Data excerpts:
________________

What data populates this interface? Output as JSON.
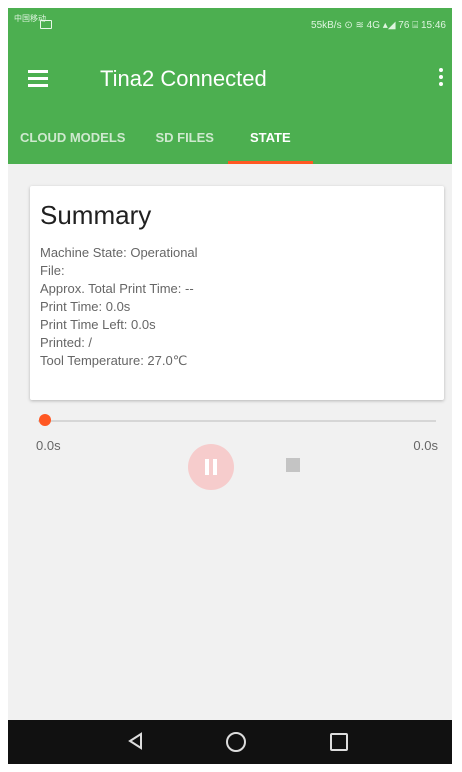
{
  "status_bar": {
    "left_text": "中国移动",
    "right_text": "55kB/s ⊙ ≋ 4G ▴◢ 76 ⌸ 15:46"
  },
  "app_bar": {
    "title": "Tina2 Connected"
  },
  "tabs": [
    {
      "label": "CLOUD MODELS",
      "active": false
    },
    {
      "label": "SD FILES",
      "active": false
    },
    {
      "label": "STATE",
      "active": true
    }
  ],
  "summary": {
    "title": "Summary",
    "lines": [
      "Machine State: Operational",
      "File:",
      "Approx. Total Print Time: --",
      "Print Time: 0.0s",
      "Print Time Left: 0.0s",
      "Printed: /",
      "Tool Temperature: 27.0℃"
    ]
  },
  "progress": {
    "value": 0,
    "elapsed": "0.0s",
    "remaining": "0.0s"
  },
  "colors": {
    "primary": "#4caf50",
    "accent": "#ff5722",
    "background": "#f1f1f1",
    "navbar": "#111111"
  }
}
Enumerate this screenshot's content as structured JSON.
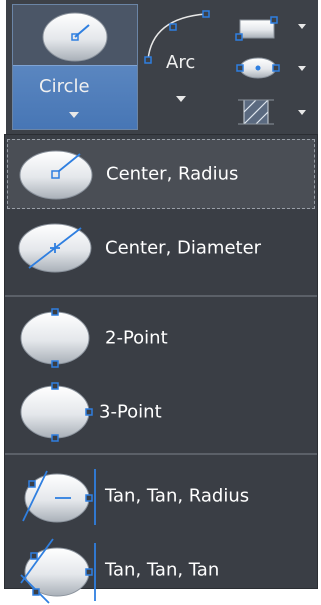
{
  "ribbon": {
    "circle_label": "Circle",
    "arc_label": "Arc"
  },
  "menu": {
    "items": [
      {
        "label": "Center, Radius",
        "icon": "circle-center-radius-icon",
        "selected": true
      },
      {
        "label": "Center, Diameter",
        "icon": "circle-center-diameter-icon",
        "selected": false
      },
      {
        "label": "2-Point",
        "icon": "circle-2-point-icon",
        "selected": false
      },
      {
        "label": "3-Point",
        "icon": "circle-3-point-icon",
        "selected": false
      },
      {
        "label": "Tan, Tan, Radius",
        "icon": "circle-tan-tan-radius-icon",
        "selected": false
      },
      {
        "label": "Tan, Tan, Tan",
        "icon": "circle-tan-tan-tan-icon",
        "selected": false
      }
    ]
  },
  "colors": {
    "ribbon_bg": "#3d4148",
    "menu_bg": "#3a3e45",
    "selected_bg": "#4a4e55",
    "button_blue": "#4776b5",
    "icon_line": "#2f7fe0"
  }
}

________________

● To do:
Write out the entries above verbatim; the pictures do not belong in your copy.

● Exercise answer:
What data populates this interface? Output as JSON.
{
  "status_bar": {
    "left_text": "中国移动",
    "right_text": "55kB/s ⊙ ≋ 4G ▴◢ 76 ⌸ 15:46"
  },
  "app_bar": {
    "title": "Tina2 Connected"
  },
  "tabs": [
    {
      "label": "CLOUD MODELS",
      "active": false
    },
    {
      "label": "SD FILES",
      "active": false
    },
    {
      "label": "STATE",
      "active": true
    }
  ],
  "summary": {
    "title": "Summary",
    "lines": [
      "Machine State: Operational",
      "File:",
      "Approx. Total Print Time: --",
      "Print Time: 0.0s",
      "Print Time Left: 0.0s",
      "Printed: /",
      "Tool Temperature: 27.0℃"
    ]
  },
  "progress": {
    "value": 0,
    "elapsed": "0.0s",
    "remaining": "0.0s"
  },
  "colors": {
    "primary": "#4caf50",
    "accent": "#ff5722",
    "background": "#f1f1f1",
    "navbar": "#111111"
  }
}
Enumerate this screenshot's content as structured JSON.
{
  "ribbon": {
    "circle_label": "Circle",
    "arc_label": "Arc"
  },
  "menu": {
    "items": [
      {
        "label": "Center, Radius",
        "icon": "circle-center-radius-icon",
        "selected": true
      },
      {
        "label": "Center, Diameter",
        "icon": "circle-center-diameter-icon",
        "selected": false
      },
      {
        "label": "2-Point",
        "icon": "circle-2-point-icon",
        "selected": false
      },
      {
        "label": "3-Point",
        "icon": "circle-3-point-icon",
        "selected": false
      },
      {
        "label": "Tan, Tan, Radius",
        "icon": "circle-tan-tan-radius-icon",
        "selected": false
      },
      {
        "label": "Tan, Tan, Tan",
        "icon": "circle-tan-tan-tan-icon",
        "selected": false
      }
    ]
  },
  "colors": {
    "ribbon_bg": "#3d4148",
    "menu_bg": "#3a3e45",
    "selected_bg": "#4a4e55",
    "button_blue": "#4776b5",
    "icon_line": "#2f7fe0"
  }
}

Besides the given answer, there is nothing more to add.